Friday, January 1, 2010

Getting and Giving

... without environmental cost or any money spent.

"One person's trash is another person's treasure." So goes the old saying.

Well, if you've ever had something to throw away and thought, "gee, I wonder if so-and-so would like this," then you've glommed onto the idea behind ReUseIt, a network of individual freecycling groups around the globe.

The ReUseIt Network is a grassroots and entirely nonprofit movement of people who are giving - and getting - stuff for free in their own communities. At last count, ReUseIt had almost seven million members in 4,870 groups in villages, towns, and cities throughout the world.

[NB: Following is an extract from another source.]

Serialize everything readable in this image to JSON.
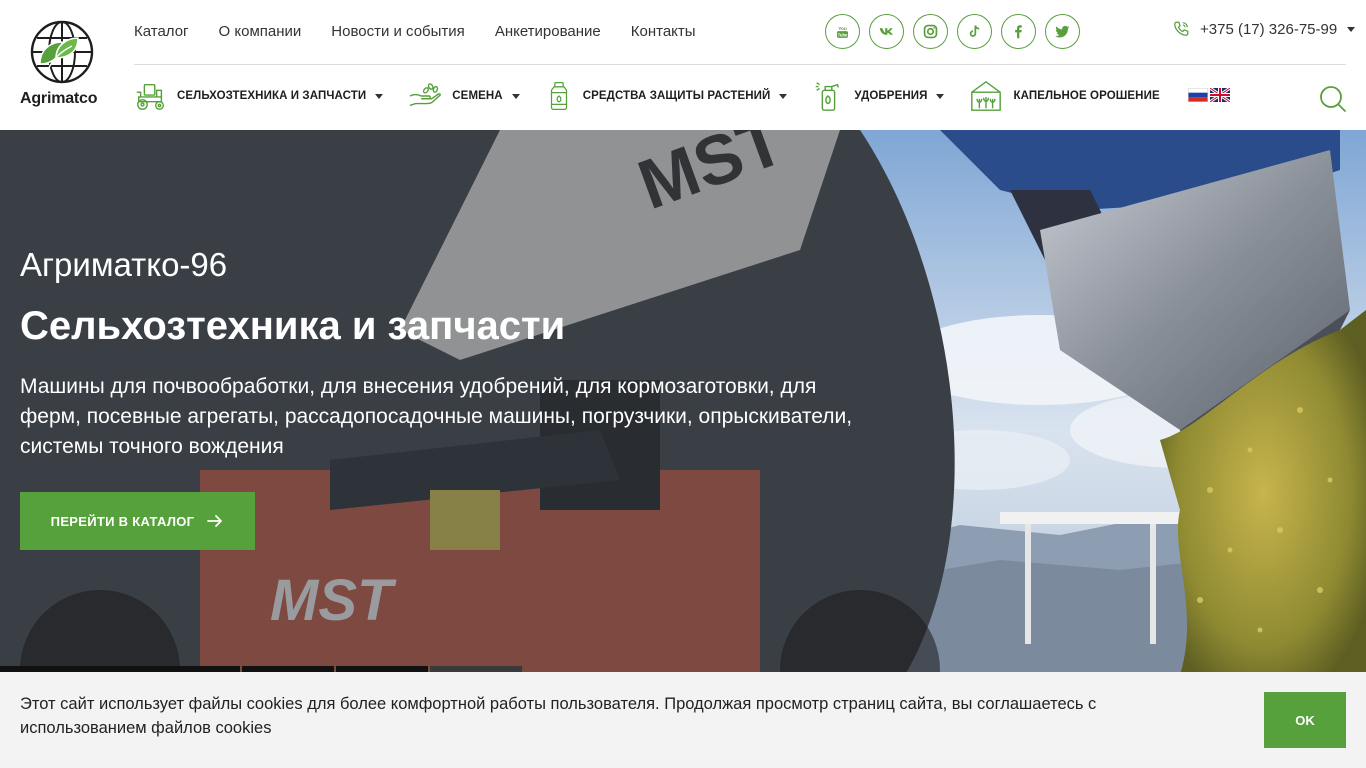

There is no cost to become a member or to participate and no item seems too outrageous, including the kitchen sink. ReUseIt members post items for offer or wanted, then sit back and watch the replies come in, usually within hours.

Through my local ReUseIt group, I have given away old software, clothes and books. Among the things I've received are: rice cooker, food dehydrator, two woks, frying pan and spatulas, coffee grinder and, most recently, a wooden knife block set. All without money ever changing hands.

Whenever I need something, I immediately post a Wanted message to my ReUseIt site before ever thinking of buying. Whenever I want to give away something I no longer use, I post an Offer; usually within an hour, someone has responded who has been looking for exactly that item.

Which brings me to a key point. Too often, when your income is abysmally low, you can't give or help others as you would normally. This causes a lot of distress in people for whom giving is part of who they are. ReUseIt enables people of low income to give, to pass on items they no longer need to others in their community who do.

It's not even about affordability. In fact, ReUseIt makes a point of saying that it's about recycling and saving the local landfill from more unwanted stuff and packaging. ReUseIt Networkers aren't beggars or skinflints. We are people of conscience who are trying to save our environment and help others at the same time.

Check out the ReUseIt Network! If you're looking specifically for the Cowichan group, here we are!


rob said...

Thanks for posting this. What a great idea for a website. I checked it out and joined.


Chrystal Ocean said...

That's great, rob. Here in the Cowichan Valley, we're fortunate to have a large, thriving freecycle group that is maintained by dedicated people who have been at it for years now. Not all communities are as lucky. However, freecycle groups are fundamentally about their membership. It's the people who make the difference; it's their determination to help each other while saving their local environment. All good.